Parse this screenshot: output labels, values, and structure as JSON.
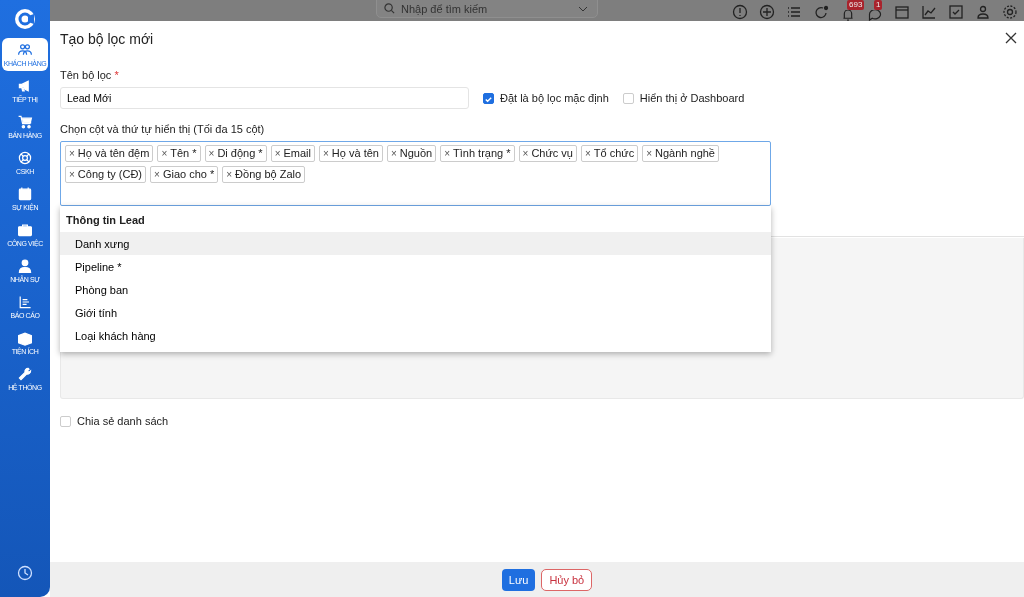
{
  "sidebar": {
    "items": [
      {
        "label": "KHÁCH HÀNG",
        "selected": true
      },
      {
        "label": "TIẾP THỊ",
        "selected": false
      },
      {
        "label": "BÁN HÀNG",
        "selected": false
      },
      {
        "label": "CSKH",
        "selected": false
      },
      {
        "label": "SỰ KIỆN",
        "selected": false
      },
      {
        "label": "CÔNG VIỆC",
        "selected": false
      },
      {
        "label": "NHÂN SỰ",
        "selected": false
      },
      {
        "label": "BÁO CÁO",
        "selected": false
      },
      {
        "label": "TIỆN ÍCH",
        "selected": false
      },
      {
        "label": "HỆ THỐNG",
        "selected": false
      }
    ]
  },
  "topbar": {
    "search": {
      "placeholder": "Nhập để tìm kiếm"
    },
    "notifications_badge": "693",
    "messages_badge": "1"
  },
  "dialog": {
    "title": "Tạo bộ lọc mới",
    "name_field": {
      "label": "Tên bộ lọc",
      "required_mark": "*",
      "value": "Lead Mới"
    },
    "default_checkbox": {
      "label": "Đặt là bộ lọc mặc định",
      "checked": true
    },
    "dashboard_checkbox": {
      "label": "Hiển thị ở Dashboard",
      "checked": false
    },
    "columns_label": "Chọn cột và thứ tự hiển thị (Tối đa 15 cột)",
    "remove_mark": "×",
    "selected_columns": [
      "Họ và tên đệm",
      "Tên *",
      "Di động *",
      "Email",
      "Họ và tên",
      "Nguồn",
      "Tình trạng *",
      "Chức vụ",
      "Tổ chức",
      "Ngành nghề",
      "Công ty (CĐ)",
      "Giao cho *",
      "Đồng bộ Zalo"
    ],
    "dropdown": {
      "group": "Thông tin Lead",
      "options": [
        {
          "label": "Danh xưng",
          "selected": true
        },
        {
          "label": "Pipeline *",
          "selected": false
        },
        {
          "label": "Phòng ban",
          "selected": false
        },
        {
          "label": "Giới tính",
          "selected": false
        },
        {
          "label": "Loại khách hàng",
          "selected": false
        }
      ]
    },
    "share_checkbox": {
      "label": "Chia sẻ danh sách",
      "checked": false
    },
    "buttons": {
      "save": "Lưu",
      "cancel": "Hủy bỏ"
    }
  }
}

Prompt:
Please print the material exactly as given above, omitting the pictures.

Answer space:
Parse this screenshot: output labels, values, and structure as JSON.
{
  "sidebar": {
    "items": [
      {
        "label": "KHÁCH HÀNG",
        "selected": true
      },
      {
        "label": "TIẾP THỊ",
        "selected": false
      },
      {
        "label": "BÁN HÀNG",
        "selected": false
      },
      {
        "label": "CSKH",
        "selected": false
      },
      {
        "label": "SỰ KIỆN",
        "selected": false
      },
      {
        "label": "CÔNG VIỆC",
        "selected": false
      },
      {
        "label": "NHÂN SỰ",
        "selected": false
      },
      {
        "label": "BÁO CÁO",
        "selected": false
      },
      {
        "label": "TIỆN ÍCH",
        "selected": false
      },
      {
        "label": "HỆ THỐNG",
        "selected": false
      }
    ]
  },
  "topbar": {
    "search": {
      "placeholder": "Nhập để tìm kiếm"
    },
    "notifications_badge": "693",
    "messages_badge": "1"
  },
  "dialog": {
    "title": "Tạo bộ lọc mới",
    "name_field": {
      "label": "Tên bộ lọc",
      "required_mark": "*",
      "value": "Lead Mới"
    },
    "default_checkbox": {
      "label": "Đặt là bộ lọc mặc định",
      "checked": true
    },
    "dashboard_checkbox": {
      "label": "Hiển thị ở Dashboard",
      "checked": false
    },
    "columns_label": "Chọn cột và thứ tự hiển thị (Tối đa 15 cột)",
    "remove_mark": "×",
    "selected_columns": [
      "Họ và tên đệm",
      "Tên *",
      "Di động *",
      "Email",
      "Họ và tên",
      "Nguồn",
      "Tình trạng *",
      "Chức vụ",
      "Tổ chức",
      "Ngành nghề",
      "Công ty (CĐ)",
      "Giao cho *",
      "Đồng bộ Zalo"
    ],
    "dropdown": {
      "group": "Thông tin Lead",
      "options": [
        {
          "label": "Danh xưng",
          "selected": true
        },
        {
          "label": "Pipeline *",
          "selected": false
        },
        {
          "label": "Phòng ban",
          "selected": false
        },
        {
          "label": "Giới tính",
          "selected": false
        },
        {
          "label": "Loại khách hàng",
          "selected": false
        }
      ]
    },
    "share_checkbox": {
      "label": "Chia sẻ danh sách",
      "checked": false
    },
    "buttons": {
      "save": "Lưu",
      "cancel": "Hủy bỏ"
    }
  }
}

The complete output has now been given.